Repeat, without any change, the entries presented below.
(INPUT FOR THIS TASK Opens)
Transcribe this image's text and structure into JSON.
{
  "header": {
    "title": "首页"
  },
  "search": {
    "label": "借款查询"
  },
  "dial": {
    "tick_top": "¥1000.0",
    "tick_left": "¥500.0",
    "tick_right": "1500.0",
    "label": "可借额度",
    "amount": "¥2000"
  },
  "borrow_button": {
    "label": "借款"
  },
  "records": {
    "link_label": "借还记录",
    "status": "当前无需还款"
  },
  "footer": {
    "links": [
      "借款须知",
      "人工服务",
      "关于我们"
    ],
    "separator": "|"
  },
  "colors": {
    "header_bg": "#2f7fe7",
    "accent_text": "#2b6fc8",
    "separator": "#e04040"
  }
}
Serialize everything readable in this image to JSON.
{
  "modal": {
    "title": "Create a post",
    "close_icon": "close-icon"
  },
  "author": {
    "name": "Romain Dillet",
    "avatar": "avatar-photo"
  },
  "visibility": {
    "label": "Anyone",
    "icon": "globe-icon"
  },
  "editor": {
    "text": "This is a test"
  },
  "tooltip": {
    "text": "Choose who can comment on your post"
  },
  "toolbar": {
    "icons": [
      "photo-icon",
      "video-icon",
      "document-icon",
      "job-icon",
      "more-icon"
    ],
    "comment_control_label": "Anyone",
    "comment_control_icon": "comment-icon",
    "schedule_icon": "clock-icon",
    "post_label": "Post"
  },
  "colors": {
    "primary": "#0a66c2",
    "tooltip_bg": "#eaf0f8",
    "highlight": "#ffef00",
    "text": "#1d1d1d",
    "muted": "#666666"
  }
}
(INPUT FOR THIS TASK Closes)
SOLUTION FOR THIS TASK
Transcribe this image's text and structure into JSON.
{
  "header": {
    "title": "首页"
  },
  "search": {
    "label": "借款查询"
  },
  "dial": {
    "tick_top": "¥1000.0",
    "tick_left": "¥500.0",
    "tick_right": "1500.0",
    "label": "可借额度",
    "amount": "¥2000"
  },
  "borrow_button": {
    "label": "借款"
  },
  "records": {
    "link_label": "借还记录",
    "status": "当前无需还款"
  },
  "footer": {
    "links": [
      "借款须知",
      "人工服务",
      "关于我们"
    ],
    "separator": "|"
  },
  "colors": {
    "header_bg": "#2f7fe7",
    "accent_text": "#2b6fc8",
    "separator": "#e04040"
  }
}
Serialize everything readable in this image to JSON.
{
  "modal": {
    "title": "Create a post",
    "close_icon": "close-icon"
  },
  "author": {
    "name": "Romain Dillet",
    "avatar": "avatar-photo"
  },
  "visibility": {
    "label": "Anyone",
    "icon": "globe-icon"
  },
  "editor": {
    "text": "This is a test"
  },
  "tooltip": {
    "text": "Choose who can comment on your post"
  },
  "toolbar": {
    "icons": [
      "photo-icon",
      "video-icon",
      "document-icon",
      "job-icon",
      "more-icon"
    ],
    "comment_control_label": "Anyone",
    "comment_control_icon": "comment-icon",
    "schedule_icon": "clock-icon",
    "post_label": "Post"
  },
  "colors": {
    "primary": "#0a66c2",
    "tooltip_bg": "#eaf0f8",
    "highlight": "#ffef00",
    "text": "#1d1d1d",
    "muted": "#666666"
  }
}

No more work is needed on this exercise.